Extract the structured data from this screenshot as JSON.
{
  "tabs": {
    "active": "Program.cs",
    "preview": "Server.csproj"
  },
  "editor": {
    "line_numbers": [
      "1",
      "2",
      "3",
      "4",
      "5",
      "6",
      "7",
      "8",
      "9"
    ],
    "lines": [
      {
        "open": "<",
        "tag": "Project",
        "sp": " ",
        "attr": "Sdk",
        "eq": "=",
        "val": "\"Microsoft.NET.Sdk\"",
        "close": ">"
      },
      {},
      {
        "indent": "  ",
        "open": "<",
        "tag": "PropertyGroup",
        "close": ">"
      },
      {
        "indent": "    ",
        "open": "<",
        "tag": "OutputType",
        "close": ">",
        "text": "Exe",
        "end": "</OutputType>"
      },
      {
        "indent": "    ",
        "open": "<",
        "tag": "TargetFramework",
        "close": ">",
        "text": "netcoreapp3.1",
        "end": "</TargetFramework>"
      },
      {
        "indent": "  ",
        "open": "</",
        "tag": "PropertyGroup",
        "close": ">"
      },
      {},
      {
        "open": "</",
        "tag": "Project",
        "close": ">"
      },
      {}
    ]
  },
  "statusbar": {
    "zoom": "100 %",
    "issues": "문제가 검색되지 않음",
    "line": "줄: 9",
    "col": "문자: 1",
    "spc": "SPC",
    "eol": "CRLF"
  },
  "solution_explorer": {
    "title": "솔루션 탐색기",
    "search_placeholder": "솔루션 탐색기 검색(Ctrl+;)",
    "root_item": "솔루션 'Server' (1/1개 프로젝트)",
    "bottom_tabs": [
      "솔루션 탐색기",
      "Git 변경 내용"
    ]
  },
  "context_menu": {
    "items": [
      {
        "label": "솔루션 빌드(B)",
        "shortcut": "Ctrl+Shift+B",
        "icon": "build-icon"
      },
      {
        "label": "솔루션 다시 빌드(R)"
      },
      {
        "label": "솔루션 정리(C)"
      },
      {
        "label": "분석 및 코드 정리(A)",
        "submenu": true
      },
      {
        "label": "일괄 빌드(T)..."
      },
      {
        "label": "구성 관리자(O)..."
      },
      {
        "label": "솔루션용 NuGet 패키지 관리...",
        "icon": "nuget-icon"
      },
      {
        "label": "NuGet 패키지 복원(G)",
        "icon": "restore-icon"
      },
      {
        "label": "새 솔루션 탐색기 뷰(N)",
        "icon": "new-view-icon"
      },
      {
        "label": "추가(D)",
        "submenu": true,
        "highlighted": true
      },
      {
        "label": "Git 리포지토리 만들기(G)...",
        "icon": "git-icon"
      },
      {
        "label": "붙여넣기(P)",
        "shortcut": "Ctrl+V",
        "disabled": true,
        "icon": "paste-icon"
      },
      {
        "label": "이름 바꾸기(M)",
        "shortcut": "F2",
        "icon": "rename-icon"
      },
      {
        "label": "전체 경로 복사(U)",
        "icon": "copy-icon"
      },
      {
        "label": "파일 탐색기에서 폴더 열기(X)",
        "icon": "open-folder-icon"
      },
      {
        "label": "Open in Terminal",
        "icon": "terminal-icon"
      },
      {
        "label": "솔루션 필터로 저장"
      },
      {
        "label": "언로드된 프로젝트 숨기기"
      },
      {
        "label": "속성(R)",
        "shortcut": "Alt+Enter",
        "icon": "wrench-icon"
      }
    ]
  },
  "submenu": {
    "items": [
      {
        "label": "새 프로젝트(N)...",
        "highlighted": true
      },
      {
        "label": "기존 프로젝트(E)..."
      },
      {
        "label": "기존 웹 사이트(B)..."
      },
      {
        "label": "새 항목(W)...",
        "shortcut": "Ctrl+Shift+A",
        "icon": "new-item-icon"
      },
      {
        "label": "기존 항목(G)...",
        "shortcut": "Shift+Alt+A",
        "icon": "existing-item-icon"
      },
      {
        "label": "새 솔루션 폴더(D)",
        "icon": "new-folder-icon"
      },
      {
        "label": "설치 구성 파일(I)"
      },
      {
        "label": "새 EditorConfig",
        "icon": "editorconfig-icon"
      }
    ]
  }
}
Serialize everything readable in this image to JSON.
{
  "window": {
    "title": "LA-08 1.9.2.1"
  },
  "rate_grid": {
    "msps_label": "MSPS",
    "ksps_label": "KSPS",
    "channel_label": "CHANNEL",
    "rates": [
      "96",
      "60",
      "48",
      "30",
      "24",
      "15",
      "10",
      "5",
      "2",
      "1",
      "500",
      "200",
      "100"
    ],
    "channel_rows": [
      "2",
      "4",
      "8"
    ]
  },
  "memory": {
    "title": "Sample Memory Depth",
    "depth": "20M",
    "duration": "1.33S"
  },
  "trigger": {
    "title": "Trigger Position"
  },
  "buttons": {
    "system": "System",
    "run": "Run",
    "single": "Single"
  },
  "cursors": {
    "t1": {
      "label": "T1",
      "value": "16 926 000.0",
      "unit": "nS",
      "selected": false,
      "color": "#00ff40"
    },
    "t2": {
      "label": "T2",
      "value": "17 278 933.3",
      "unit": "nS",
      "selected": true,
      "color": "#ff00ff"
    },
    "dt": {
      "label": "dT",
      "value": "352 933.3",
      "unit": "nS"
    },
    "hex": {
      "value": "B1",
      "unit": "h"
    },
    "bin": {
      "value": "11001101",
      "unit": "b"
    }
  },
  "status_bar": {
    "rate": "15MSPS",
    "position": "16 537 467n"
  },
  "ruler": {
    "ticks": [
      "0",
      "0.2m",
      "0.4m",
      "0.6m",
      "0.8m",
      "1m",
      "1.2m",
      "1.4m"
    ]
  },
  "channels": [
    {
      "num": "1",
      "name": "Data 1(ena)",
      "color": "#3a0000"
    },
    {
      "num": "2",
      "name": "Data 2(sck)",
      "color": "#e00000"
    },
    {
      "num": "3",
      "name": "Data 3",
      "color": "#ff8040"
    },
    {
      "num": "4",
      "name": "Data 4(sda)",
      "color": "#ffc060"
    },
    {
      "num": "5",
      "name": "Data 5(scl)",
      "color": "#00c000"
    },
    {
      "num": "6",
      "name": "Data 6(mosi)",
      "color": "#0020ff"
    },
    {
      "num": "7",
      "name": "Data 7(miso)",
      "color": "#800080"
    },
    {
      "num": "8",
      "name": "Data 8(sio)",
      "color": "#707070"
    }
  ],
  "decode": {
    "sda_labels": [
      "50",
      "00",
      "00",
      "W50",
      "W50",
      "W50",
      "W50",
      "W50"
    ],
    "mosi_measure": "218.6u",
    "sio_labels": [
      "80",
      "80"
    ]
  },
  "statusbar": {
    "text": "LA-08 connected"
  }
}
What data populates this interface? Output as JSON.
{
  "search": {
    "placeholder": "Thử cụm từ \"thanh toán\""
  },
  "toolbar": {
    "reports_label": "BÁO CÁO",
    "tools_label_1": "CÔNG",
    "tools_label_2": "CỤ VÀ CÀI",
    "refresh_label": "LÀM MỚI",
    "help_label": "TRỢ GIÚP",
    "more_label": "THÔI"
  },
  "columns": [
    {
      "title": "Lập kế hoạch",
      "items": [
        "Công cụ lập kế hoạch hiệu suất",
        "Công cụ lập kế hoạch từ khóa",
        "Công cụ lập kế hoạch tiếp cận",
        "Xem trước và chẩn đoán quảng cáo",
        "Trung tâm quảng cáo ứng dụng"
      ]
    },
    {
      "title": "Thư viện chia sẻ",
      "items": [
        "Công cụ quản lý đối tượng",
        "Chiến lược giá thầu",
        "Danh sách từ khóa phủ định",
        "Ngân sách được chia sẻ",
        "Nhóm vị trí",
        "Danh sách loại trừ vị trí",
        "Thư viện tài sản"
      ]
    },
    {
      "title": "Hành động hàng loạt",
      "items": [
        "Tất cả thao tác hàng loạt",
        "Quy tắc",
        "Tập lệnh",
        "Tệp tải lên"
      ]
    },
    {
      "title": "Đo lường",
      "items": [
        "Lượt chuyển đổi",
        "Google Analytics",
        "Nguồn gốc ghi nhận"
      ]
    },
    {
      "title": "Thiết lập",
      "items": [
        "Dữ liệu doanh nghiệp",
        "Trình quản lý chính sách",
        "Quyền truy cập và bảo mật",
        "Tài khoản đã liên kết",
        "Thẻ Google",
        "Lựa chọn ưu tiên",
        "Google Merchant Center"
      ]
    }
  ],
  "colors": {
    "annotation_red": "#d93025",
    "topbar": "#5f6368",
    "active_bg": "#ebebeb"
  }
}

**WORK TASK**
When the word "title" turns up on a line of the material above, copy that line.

**THE COMPLETED TASK**
    "title": "솔루션 탐색기",
    "title": "LA-08 1.9.2.1"
    "title": "Sample Memory Depth",
    "title": "Trigger Position"
      "title": "Lập kế hoạch",
      "title": "Thư viện chia sẻ",
      "title": "Hành động hàng loạt",
      "title": "Đo lường",
      "title": "Thiết lập",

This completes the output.